EXERCISE BRIEF:
Which lines in the entries below contain the string "afterlogin"? Show each of them in full.

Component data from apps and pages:
= Beginning of Section =

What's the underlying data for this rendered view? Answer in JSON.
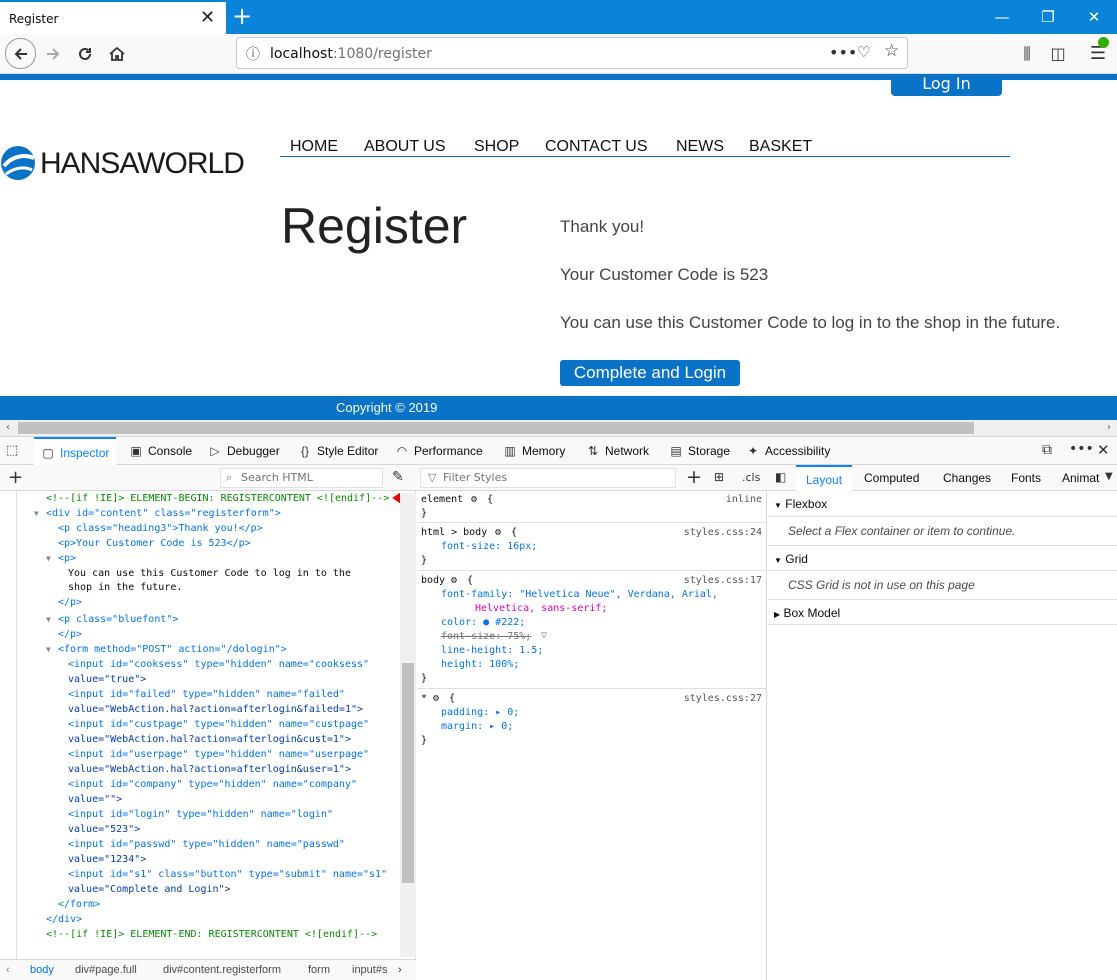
{
  "browser": {
    "tab_title": "Register",
    "tab_close": "✕",
    "new_tab": "+",
    "url_host": "localhost",
    "url_path": ":1080/register",
    "window_controls": [
      "—",
      "❐",
      "✕"
    ]
  },
  "site": {
    "login_label": "Log In",
    "logo_text": "HANSAWORLD",
    "menu": [
      "HOME",
      "ABOUT US",
      "SHOP",
      "CONTACT US",
      "NEWS",
      "BASKET"
    ],
    "page_title": "Register",
    "thanks": "Thank you!",
    "customer_code_line": "Your Customer Code is 523",
    "info_line": "You can use this Customer Code to log in to the shop in the future.",
    "complete_button": "Complete and Login",
    "copyright": "Copyright © 2019",
    "brand_color": "#0a73c8"
  },
  "devtools": {
    "tabs": [
      "Inspector",
      "Console",
      "Debugger",
      "Style Editor",
      "Performance",
      "Memory",
      "Network",
      "Storage",
      "Accessibility"
    ],
    "search_html_placeholder": "Search HTML",
    "filter_styles_placeholder": "Filter Styles",
    "cls_label": ".cls",
    "side_tabs": [
      "Layout",
      "Computed",
      "Changes",
      "Fonts",
      "Animat"
    ],
    "markup_lines": [
      "<!--[if !IE]> ELEMENT-BEGIN: REGISTERCONTENT <![endif]-->",
      "<div id=\"content\" class=\"registerform\">",
      "<p class=\"heading3\">Thank you!</p>",
      "<p>Your Customer Code is 523</p>",
      "<p>",
      "You can use this Customer Code to log in to the",
      "shop in the future.",
      "</p>",
      "<p class=\"bluefont\">",
      "</p>",
      "<form method=\"POST\" action=\"/dologin\">",
      "<input id=\"cooksess\" type=\"hidden\" name=\"cooksess\"",
      "value=\"true\">",
      "<input id=\"failed\" type=\"hidden\" name=\"failed\"",
      "value=\"WebAction.hal?action=afterlogin&failed=1\">",
      "<input id=\"custpage\" type=\"hidden\" name=\"custpage\"",
      "value=\"WebAction.hal?action=afterlogin&cust=1\">",
      "<input id=\"userpage\" type=\"hidden\" name=\"userpage\"",
      "value=\"WebAction.hal?action=afterlogin&user=1\">",
      "<input id=\"company\" type=\"hidden\" name=\"company\"",
      "value=\"\">",
      "<input id=\"login\" type=\"hidden\" name=\"login\"",
      "value=\"523\">",
      "<input id=\"passwd\" type=\"hidden\" name=\"passwd\"",
      "value=\"1234\">",
      "<input id=\"s1\" class=\"button\" type=\"submit\" name=\"s1\"",
      "value=\"Complete and Login\">",
      "</form>",
      "</div>",
      "<!--[if !IE]> ELEMENT-END: REGISTERCONTENT <![endif]-->"
    ],
    "rules": {
      "element_sel": "element",
      "element_src": "inline",
      "html_body_sel": "html > body",
      "html_body_src": "styles.css:24",
      "html_body_decl": "font-size: 16px;",
      "body_sel": "body",
      "body_src": "styles.css:17",
      "body_decls": [
        "font-family: \"Helvetica Neue\", Verdana, Arial,",
        "Helvetica, sans-serif;",
        "color: ● #222;",
        "font-size: 75%;",
        "line-height: 1.5;",
        "height: 100%;"
      ],
      "star_sel": "*",
      "star_src": "styles.css:27",
      "star_decls": [
        "padding: ▸ 0;",
        "margin: ▸ 0;"
      ],
      "open_brace": "{",
      "close_brace": "}"
    },
    "layout": {
      "flexbox_label": "Flexbox",
      "flexbox_msg": "Select a Flex container or item to continue.",
      "grid_label": "Grid",
      "grid_msg": "CSS Grid is not in use on this page",
      "boxmodel_label": "Box Model"
    },
    "breadcrumbs": [
      "body",
      "div#page.full",
      "div#content.registerform",
      "form",
      "input#s"
    ]
  }
}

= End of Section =

PROBLEM SOLUTION:
      "value=\"WebAction.hal?action=afterlogin&failed=1\">",
      "value=\"WebAction.hal?action=afterlogin&cust=1\">",
      "value=\"WebAction.hal?action=afterlogin&user=1\">",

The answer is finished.